February 19, 2008, 7:51 am
Filed under: IMPACTOLOGY, WARUM 2.0

The WARUM 2.0 arena closed down, before yesterday night, in Artefact Festival/Stuk/Leuven/Belgium. The installation hardware (lots of it, mostly wires & connections that is) is packed. Cargo is now just cargo. Heavy. Slowly on the move, in search for a new destination.. No more tickering data however; no more neuronal activity in the machines, in the human bodies nor in-between. Of course we tried hard to put this event on tape, and we will edit it. & soon, new little films will be posted on this blog.


Why is no crime. Come and see again this blog, from time to time. Cargo is a cargo lost, ah indeed, but not so the people it carries (makers and co-travellers alike), as they don’t stop engaging and questioning.


Johan Blaeke was the person, of whom I wished he was my father. Together we started to develop Warum 2.0 last August, the physical part of it that is, the materials that would catch the images in the space of the installation arena. Johan died unexpectedly, soon after this week of very intense discussion, joy and testing. I never succeeded in replacing him with somebody else. I miss him. And I miss him so much. Out of the open space of his absence, an energy started to grow, that became the case of Warum 2.0.

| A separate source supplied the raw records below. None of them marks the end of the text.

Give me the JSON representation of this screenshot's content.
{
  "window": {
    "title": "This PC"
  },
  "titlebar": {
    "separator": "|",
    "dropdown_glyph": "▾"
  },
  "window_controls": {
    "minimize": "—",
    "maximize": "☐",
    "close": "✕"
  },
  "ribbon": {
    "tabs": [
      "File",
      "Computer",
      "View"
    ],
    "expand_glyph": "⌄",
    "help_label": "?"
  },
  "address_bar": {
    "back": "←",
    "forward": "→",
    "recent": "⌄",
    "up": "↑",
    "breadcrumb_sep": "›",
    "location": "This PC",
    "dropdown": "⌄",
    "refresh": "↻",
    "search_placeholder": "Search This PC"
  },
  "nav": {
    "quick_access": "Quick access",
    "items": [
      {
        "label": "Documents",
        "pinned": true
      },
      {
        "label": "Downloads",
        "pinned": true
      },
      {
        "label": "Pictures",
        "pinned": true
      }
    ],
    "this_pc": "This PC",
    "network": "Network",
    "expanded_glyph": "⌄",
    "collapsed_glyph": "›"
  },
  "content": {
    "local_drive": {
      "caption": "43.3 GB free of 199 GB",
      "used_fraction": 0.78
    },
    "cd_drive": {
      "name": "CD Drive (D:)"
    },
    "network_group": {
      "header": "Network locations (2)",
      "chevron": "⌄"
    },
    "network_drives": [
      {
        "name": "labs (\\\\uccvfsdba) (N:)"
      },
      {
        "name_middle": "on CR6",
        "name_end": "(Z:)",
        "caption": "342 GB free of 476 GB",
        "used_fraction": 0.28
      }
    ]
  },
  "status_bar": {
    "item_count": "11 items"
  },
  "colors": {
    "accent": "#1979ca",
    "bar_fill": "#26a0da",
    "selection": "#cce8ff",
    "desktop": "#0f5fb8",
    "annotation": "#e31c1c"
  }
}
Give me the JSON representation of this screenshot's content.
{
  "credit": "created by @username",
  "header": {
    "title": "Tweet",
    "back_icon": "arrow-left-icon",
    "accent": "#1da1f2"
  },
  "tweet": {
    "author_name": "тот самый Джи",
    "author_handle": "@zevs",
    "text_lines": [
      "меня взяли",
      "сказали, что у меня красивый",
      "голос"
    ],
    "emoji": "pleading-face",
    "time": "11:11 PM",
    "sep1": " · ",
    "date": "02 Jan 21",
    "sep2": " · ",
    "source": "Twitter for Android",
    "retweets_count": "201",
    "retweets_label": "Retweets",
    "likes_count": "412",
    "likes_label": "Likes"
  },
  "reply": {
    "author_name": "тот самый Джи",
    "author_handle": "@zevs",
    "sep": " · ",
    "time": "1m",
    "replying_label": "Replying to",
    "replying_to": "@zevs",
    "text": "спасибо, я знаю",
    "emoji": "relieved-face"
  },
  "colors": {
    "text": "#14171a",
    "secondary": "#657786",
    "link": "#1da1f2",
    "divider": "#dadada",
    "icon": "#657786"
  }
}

It was my son Oszkár who showed me the way to connect to the visitors in Warum 2.0.. He, a very special boy of 10, and my great love, caring that is, being his father, was the reference, all the time. The openness of Oszkár, being a new fresh individual human to the world, as it is given, was conditional, yes, but without warning of accident, of hurt feelings, of possible and to be anticipated wrongdoing by others of any kind. Why, for Oszkár, has never been the question.

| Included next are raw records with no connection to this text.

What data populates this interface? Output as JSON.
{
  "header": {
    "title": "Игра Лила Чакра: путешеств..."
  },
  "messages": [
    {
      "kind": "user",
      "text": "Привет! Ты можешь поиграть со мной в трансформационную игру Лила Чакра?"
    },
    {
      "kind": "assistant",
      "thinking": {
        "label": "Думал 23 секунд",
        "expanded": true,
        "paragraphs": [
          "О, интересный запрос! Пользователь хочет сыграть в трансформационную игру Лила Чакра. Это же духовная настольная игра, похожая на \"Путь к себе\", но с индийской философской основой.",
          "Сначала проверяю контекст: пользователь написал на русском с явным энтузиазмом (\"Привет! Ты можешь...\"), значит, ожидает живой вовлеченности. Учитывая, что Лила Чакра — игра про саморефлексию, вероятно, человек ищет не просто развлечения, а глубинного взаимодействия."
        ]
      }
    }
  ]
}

The intermedia space of Warum 2.0 may be understood as an arena of struggle, far from impact. As long as we question the logic of war (the war of media and technology) we succeed in keepng that certain critical distance. Impact then, as an issue of prime interest in how war, men and technology are interrelated.


Leave a Comment so far
Leave a comment

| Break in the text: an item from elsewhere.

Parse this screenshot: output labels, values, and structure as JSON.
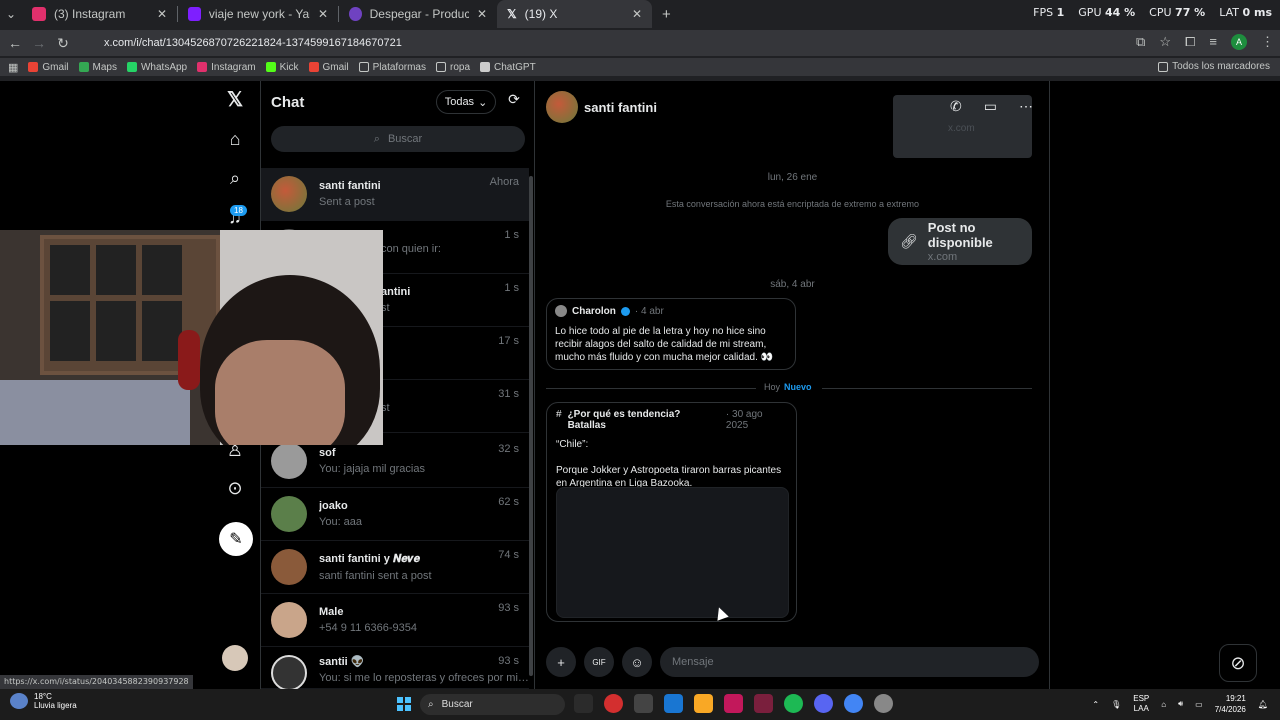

Leave a Reply

Fill in your details below or click an icon to log in: Logo

You are commenting using your account. Log Out /  Change )

Google+ photo

You are commenting using your Google+ account. Log Out /  Change )

Twitter picture

You are commenting using your Twitter account. Log Out /  Change )

Facebook photo

You are commenting using your Facebook account. Log Out /  Change )


Connecting to %s

%d bloggers like this: